– Webster announces plans for national conversations on domestic violence
By Michael Younge
Government is moving to convene national conversations on domestic violence following the recent upsurge in the social scourge which saw at least nine women losing their lives at the hands of abusive spouses and partners.
The talks will aim to come up with more solutions and new avenues through which government, the private sector, and non-governmental organisations can work towards eliminating or reducing the scourge.
Human Services Minister Jenifer Webster made the announcement during an interview with Guyana Times International on Monday afternoon at her office. Webster, who condemned all of the recent acts of domestic violence, said it is time once again for all the stakeholders to meet and discuss the problem, with the aim of taking more proactive approaches towards the abuse and violence perpetrated against women.
The launch of the talks is set for June 27 at the International Convention Centre, and will see representatives from the Human Services Ministry, non-governmental organisations, the religious community, ordinary Guyanese, political parties, and civil society converging to be part of a think-tank about what else can be done to fight the growing social ill.
Minister Webster said that “no man has the right to beat, abuse, or take the life of a woman”, arguing that many women find themselves with their backs against the wall because they believe they have no choices.
Webster said there are menus of options available to women who are in abusive relationships, as she explained that they must speak out, leave, and report instances so that action can be taken.
“Domestic violence is a major problem, and I believe that we have to start to address the issue through behavioural change campaigns… we have to start too with our young boys and girls so as to change the values and morals they have inherited that make them resort to violence or abuse,” Webster admitted.
She expressed disappointment that more and more women were becoming “statistics”, sometimes suffering unbelievable forms of abuse which often result in death.
The human services minister shot down criticism that government has not been responding to the calls of abused women in a timely and appropriate manner as she disclosed several initiatives and programmes, which have been targeting the vulnerable group and perpetrators of the insidious act.
“In 2008, we launched the Stamp It Out campaign; in 2009, Breaking The Silence campaign; in 2010, you saw us making inroads with the launch of the Sexual Offences Act with more emphasis on rape and abuse; and in 2011, we continued our work in this respect,” she reiterated.
The minister said every day her ministry is offering counselling services and assistance to women who find themselves in abusive marriages, common-law unions and relationships. She admitted that her staff is critically involved, too, in providing the necessary sensitisation material and information for women to become empowered about their rights and responsibilities.
Webster issued a call for community policing groups, community leaders, and neighbours to become gatekeepers in the fight against domestic violence, urging them not to leave any instance unreported.
She said that while the legislation is in place, her ministry has long recognised the need for more administrative and institutional capacity building to take place.

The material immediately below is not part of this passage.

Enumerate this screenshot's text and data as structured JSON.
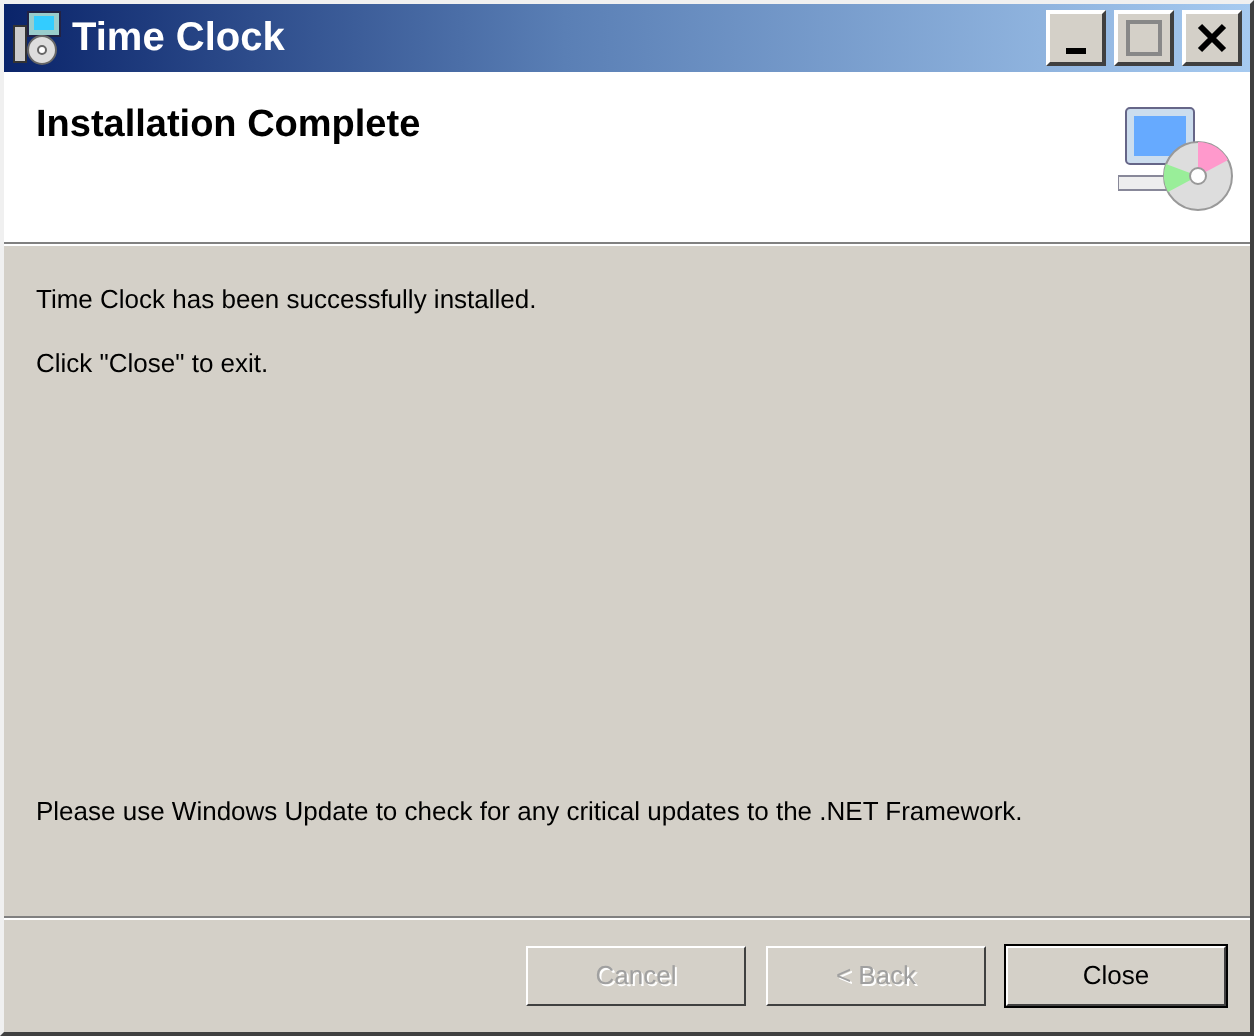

“More needs to be done…we have done a lot, but we cannot lose sight of our ultimate target of emphasising the importance to respect our women folk… this battle is too critical to be lost at such a late hour and I will not lose focus… the perpetrators of every act must face the courts and must be brought to justice and made an example,” she stressed.
She also lauded the work of the Men’s Affairs Bureau (MAB), which has been working closely with males in society to assist them to understand their gender roles, and the need for them to resort to other forms of dispute and conflict resolution, apart from violence.
Domestic violence costing the state
The human services minister said “domestic abuse has a socio-economic cost”, which is placed on the shoulders of the state in most instances, as she referred to a host of cases where women are killed, the spouse or husband is remanded, and the children are left unsupervised and without any proper guidance and parental support.
“We have to provide for them in many cases and ensure that they receive the necessary care and support to lead healthy, happy lives,” she noted. “We continue to lose our valuable human resources when their lives are snuffed out by drunk partners, violent men, and jealous lovers… we cannot continue like this,” she emphasised.
She did not believe that those men who murdered women for frivolous reasons should be shown mercy, but must be held accountable to the law, while they benefit from the necessary rehabilitative services available behind bars and at mental institutions.
The Human Services Ministry has initiated a number of studies aimed at arriving at the drivers of domestic violence, understanding the male perspective, and looking at the far-reaching consequences of the scourge on human capital. She called on the police to continue to probe the matters before them in a timely manner, advising that her office remains ready to lend the necessary assistance.
The National Oversight Committee on Domestic Violence was reconvened a few weeks ago, and is earnestly working towards the completion of the regulations that would operationalise the Domestic Violence Act so it can take effect fully. “No victim must be denied access to justice, as I strongly believe that any crime committed against a woman is an abhorrent one that must be condemned by all,” she concluded.